Yet handing back control to the nearest and dearest of the about to depart is not without its own attendant risks. Many relatives actively connive in demanding procedures when they can inevitably only prolong agony – whether physical or mental. Many choose to ignore the very specific wish of their loved one that their organs be deployed to alleviate other human distress.

In recent years we have seen heart-wrenching examples of parents who demanded their infant be kept alive, or dispatched to foreign parts for experimental treatment, when the medical team most intimately involved have counselled that further intervention would be both pointless and not in the best interests of the child.

The “whose life is it anyway?” conundrum is most acutely relevant in the other high-profile cases of recent times when people suffering from desperately debilitating conditions conclude that their life is not worth living, but whose cries of impotent distress are thwarted by politicians or those with a theological axe to grind. I can see no scenario where we should feel proud of forcing people to travel abroad in order to extinguish an impoverished facsimile of life, a mortal coil being shuffled off only to avoid a living death.

Life expectancy has improved for most people, and broadly that is to be welcomed. Yet the bald statistics do not factor in quality of life. There are 80-somethings rejoicing in their ability to still run half marathons.

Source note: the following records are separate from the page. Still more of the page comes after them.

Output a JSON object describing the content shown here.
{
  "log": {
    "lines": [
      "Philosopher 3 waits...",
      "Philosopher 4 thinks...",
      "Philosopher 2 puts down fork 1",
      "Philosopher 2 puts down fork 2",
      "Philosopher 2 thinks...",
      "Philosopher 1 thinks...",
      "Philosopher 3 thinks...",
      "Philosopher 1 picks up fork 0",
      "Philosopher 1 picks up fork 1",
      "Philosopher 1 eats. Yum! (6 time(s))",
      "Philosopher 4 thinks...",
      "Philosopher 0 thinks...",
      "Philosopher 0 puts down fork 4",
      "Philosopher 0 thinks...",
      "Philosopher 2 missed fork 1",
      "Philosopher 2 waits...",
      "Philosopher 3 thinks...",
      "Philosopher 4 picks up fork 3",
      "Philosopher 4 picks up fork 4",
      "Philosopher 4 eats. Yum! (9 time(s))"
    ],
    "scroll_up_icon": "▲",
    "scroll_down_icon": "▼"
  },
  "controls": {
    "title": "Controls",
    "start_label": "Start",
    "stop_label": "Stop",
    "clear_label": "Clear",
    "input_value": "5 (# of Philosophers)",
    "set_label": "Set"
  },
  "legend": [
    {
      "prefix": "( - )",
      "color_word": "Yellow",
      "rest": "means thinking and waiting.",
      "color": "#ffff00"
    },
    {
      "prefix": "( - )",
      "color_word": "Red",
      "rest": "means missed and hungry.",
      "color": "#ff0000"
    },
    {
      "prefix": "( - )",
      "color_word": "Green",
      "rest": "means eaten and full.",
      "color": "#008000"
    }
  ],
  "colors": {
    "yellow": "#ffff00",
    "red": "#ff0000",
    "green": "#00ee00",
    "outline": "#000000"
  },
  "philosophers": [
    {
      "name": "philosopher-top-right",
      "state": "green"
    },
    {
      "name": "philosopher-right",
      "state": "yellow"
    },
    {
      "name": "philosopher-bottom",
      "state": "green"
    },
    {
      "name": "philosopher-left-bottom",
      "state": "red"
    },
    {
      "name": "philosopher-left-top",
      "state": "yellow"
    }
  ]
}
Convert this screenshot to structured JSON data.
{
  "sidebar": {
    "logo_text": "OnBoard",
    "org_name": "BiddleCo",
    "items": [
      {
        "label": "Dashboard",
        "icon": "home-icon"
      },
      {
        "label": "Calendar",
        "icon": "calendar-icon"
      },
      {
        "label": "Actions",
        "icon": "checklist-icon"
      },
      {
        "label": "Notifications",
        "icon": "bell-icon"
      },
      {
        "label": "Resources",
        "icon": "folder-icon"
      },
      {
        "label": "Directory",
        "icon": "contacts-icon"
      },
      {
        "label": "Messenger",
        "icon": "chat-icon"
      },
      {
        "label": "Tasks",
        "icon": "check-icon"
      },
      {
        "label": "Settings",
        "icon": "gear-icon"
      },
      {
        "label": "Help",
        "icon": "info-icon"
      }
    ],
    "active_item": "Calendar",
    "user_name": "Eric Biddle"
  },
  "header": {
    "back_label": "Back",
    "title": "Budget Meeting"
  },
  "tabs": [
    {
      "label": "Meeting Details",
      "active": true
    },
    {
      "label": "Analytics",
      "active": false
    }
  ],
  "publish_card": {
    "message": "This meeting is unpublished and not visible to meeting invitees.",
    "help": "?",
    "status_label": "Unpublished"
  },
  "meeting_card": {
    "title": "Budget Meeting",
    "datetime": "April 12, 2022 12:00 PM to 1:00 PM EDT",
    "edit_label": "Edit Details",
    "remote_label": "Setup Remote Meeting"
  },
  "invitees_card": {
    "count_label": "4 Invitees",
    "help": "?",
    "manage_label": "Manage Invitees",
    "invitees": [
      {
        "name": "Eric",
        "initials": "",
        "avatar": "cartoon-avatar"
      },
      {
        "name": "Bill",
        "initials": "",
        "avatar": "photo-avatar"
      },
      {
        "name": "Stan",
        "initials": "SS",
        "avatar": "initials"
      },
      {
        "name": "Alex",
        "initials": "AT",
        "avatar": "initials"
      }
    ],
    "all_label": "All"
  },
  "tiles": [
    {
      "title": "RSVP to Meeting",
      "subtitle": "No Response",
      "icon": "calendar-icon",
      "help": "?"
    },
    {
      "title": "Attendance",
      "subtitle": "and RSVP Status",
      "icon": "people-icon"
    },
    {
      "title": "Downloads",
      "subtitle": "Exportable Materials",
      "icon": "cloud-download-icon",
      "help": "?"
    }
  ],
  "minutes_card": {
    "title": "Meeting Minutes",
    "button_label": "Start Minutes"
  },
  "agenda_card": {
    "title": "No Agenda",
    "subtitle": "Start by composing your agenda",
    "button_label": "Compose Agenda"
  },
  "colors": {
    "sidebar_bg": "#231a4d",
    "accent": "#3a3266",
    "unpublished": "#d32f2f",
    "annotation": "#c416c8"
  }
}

There are others locked in the torment of advancing dementia.

Kenneth Roy bemoaned the fact that he left our world aged 73. “I’ve never thought of 73 as an age to die,” he wrote. “It’s a score in an Open Championship, respectable enough but on the fringes of contention at best.” But arguably it’s not the time you are allotted so much as what you do with it. Roy may have felt cheated of another decade or so. But he packed an impressive amount into his three score years and three.